Exercise aim>
Look over the data below and give the number of lines containing the word "left", with no other words.

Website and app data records
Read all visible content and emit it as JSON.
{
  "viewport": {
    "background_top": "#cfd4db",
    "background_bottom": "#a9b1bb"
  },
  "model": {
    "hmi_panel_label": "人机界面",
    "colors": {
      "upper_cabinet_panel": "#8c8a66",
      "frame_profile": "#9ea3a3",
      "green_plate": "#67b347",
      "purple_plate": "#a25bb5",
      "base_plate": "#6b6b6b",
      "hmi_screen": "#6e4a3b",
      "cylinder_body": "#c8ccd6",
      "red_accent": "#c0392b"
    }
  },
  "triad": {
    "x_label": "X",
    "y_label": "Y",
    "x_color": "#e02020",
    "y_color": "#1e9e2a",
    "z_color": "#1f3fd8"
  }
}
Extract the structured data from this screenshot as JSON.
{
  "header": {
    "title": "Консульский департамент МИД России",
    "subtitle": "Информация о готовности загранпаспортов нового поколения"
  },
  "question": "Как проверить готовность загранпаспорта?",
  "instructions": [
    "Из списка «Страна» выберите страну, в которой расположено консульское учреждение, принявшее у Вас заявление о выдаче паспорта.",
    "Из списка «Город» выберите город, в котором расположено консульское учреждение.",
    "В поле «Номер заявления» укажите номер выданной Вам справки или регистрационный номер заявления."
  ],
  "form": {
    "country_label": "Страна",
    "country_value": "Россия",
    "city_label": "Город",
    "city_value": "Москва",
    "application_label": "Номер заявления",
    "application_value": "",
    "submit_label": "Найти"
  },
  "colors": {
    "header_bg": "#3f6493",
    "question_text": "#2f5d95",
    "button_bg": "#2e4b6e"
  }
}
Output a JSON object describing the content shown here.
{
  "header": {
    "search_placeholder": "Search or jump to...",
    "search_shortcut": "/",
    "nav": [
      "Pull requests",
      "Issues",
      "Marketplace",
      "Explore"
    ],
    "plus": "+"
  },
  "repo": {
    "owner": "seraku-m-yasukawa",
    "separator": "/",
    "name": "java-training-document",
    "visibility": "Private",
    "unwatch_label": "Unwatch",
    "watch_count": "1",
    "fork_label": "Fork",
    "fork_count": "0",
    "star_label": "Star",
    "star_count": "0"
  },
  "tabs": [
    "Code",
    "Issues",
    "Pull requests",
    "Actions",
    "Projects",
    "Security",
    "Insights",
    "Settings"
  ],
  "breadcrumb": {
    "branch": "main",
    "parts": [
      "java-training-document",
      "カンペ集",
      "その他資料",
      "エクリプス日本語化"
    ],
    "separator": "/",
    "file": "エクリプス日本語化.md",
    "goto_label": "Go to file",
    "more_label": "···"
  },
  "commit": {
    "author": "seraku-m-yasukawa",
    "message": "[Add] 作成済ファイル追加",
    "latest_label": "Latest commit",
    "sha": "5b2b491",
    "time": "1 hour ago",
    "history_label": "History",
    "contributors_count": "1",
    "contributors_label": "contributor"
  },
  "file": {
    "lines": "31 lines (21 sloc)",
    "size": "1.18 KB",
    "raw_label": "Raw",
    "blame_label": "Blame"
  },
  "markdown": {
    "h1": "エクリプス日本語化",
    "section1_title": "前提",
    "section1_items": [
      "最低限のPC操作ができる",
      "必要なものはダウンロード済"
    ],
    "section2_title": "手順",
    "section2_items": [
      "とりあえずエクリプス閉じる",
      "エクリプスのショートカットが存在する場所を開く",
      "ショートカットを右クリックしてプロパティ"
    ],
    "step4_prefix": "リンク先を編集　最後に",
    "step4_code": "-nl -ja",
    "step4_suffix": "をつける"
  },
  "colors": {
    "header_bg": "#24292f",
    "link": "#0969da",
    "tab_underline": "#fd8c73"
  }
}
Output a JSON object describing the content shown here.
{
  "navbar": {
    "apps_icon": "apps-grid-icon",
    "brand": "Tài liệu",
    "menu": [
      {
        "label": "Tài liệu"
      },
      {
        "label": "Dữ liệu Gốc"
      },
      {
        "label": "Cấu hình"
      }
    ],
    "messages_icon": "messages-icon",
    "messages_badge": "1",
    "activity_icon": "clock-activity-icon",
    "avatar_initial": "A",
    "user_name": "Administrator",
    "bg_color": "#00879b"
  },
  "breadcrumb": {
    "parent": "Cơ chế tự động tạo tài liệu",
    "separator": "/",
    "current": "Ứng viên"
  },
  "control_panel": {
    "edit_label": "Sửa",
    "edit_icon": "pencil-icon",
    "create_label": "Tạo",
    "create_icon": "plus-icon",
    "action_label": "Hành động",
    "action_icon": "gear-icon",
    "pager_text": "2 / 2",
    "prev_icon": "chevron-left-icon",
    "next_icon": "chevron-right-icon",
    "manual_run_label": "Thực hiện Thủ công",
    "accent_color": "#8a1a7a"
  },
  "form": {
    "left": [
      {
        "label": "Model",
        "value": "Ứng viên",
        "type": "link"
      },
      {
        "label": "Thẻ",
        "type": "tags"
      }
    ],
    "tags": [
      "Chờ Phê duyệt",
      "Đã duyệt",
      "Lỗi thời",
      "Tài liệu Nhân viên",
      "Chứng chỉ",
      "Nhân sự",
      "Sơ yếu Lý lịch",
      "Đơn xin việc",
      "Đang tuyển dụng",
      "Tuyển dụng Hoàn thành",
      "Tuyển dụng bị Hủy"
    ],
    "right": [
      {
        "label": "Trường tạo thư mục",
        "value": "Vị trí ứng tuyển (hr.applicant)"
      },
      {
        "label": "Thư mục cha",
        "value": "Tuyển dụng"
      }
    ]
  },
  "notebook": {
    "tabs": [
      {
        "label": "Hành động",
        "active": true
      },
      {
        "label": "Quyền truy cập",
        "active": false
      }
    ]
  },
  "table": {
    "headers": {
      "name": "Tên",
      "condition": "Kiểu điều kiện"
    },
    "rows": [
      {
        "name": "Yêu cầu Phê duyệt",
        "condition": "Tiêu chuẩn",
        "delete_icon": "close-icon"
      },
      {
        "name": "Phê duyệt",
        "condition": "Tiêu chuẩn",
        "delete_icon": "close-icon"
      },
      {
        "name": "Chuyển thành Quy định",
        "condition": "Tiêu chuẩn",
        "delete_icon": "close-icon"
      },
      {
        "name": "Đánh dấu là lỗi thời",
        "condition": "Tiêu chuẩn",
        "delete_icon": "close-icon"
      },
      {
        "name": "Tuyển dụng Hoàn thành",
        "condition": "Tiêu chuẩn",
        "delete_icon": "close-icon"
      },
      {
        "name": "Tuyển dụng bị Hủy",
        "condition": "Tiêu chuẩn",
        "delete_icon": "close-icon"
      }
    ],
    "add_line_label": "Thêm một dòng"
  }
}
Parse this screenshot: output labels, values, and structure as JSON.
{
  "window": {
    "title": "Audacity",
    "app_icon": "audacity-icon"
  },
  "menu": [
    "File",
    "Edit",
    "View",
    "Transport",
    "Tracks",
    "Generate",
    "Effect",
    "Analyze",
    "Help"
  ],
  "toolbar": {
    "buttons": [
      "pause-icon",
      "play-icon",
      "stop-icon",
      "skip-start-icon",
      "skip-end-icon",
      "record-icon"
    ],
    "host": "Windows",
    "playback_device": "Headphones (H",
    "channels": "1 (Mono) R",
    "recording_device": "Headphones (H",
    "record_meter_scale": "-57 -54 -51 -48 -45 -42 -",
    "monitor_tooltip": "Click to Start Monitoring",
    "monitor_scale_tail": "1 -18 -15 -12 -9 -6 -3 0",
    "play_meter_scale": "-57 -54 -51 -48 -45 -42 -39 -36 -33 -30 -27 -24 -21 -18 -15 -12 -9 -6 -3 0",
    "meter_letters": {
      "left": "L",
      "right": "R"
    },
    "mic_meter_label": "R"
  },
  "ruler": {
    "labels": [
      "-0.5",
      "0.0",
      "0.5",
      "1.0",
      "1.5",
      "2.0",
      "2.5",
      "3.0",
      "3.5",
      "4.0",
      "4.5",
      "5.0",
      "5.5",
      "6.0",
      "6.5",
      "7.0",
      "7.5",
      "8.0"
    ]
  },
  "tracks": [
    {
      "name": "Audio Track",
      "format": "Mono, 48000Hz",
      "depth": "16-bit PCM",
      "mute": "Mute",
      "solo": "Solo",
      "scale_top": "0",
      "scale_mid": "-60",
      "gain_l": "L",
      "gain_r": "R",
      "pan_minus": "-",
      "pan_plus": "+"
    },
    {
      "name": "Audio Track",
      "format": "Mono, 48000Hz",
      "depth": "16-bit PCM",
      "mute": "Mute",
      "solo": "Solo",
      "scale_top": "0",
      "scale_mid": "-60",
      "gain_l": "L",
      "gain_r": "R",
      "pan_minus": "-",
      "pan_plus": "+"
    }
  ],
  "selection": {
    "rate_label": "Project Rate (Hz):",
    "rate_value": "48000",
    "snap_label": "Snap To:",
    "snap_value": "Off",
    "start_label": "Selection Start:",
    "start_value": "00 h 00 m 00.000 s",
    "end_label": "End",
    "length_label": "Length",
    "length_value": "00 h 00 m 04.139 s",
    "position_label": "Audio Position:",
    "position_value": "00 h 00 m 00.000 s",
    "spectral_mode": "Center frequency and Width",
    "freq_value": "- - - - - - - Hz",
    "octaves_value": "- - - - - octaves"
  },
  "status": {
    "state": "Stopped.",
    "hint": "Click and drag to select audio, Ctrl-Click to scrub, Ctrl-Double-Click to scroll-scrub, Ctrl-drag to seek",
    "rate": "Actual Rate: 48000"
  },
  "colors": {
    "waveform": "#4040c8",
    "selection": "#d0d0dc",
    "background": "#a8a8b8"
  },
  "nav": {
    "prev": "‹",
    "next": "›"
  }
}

Result below>
3